_What you need to do_. Tell how many lines in the data below hold the string "subtitle"; give nothing but the number.

[Excerpts from an interface dataset]
===============
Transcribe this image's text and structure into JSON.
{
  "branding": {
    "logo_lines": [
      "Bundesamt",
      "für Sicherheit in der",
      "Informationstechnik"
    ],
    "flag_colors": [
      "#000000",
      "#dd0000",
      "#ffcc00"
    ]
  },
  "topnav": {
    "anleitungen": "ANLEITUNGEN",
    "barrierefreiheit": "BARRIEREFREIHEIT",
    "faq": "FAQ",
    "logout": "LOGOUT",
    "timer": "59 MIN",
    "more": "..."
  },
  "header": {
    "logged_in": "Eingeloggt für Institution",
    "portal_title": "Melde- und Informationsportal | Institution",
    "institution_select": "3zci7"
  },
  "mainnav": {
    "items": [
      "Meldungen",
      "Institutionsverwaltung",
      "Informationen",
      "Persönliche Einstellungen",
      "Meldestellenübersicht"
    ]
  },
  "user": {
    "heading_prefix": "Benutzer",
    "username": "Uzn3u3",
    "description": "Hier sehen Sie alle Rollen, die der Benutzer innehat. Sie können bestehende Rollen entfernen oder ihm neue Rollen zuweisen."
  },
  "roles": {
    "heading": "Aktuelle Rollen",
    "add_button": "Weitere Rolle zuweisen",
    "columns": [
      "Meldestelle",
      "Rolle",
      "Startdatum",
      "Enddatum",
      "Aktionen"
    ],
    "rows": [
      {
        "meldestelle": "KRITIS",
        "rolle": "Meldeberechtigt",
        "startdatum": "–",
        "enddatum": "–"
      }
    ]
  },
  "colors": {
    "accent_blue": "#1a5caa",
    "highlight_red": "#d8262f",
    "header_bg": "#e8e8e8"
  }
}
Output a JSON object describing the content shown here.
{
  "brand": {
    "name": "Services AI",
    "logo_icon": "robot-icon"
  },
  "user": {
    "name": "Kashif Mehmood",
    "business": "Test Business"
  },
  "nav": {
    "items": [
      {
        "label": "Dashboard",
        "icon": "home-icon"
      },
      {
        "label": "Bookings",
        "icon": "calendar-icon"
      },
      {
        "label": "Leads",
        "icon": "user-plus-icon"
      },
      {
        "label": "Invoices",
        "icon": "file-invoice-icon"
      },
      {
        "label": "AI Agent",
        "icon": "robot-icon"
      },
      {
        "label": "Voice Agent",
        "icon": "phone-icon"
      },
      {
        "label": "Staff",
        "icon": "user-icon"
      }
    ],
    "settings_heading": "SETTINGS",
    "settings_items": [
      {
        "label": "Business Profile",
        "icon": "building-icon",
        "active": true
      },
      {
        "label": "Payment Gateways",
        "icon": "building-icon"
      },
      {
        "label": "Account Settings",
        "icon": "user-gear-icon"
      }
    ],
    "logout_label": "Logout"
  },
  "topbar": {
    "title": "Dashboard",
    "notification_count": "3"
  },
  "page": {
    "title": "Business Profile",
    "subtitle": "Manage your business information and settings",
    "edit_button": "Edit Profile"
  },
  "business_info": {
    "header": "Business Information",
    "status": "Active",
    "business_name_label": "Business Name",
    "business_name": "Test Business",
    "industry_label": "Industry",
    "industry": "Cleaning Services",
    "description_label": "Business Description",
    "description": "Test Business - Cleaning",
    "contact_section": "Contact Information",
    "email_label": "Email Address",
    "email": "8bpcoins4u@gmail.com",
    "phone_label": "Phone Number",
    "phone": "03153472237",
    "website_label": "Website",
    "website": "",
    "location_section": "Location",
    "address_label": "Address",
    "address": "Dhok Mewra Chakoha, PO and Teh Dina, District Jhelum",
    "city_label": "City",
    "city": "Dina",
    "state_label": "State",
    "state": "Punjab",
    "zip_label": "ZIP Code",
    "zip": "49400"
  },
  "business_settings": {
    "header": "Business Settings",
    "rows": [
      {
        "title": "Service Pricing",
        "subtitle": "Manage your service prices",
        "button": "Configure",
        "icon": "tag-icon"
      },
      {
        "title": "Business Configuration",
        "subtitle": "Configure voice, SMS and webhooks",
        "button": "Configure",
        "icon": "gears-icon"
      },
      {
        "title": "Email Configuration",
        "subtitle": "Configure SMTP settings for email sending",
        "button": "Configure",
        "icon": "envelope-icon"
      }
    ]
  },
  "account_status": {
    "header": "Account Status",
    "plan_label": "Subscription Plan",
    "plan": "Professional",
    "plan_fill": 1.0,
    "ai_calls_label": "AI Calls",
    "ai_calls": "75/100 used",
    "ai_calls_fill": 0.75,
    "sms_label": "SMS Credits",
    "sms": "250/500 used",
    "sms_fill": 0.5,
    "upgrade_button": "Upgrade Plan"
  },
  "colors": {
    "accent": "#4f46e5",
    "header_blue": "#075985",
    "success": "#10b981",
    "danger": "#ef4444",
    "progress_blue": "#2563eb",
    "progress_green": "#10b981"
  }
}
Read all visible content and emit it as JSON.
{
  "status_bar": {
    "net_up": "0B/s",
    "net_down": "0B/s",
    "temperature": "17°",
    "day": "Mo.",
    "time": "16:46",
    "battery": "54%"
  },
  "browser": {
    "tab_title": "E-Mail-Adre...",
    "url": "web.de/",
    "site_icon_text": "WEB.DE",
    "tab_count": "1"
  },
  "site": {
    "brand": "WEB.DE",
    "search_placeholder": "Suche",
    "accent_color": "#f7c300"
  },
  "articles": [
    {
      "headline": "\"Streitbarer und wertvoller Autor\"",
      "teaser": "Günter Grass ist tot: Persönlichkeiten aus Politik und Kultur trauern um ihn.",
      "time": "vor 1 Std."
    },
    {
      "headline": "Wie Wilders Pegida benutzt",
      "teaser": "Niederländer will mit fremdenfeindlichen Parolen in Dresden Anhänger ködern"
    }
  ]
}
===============
_Result of the task_. 4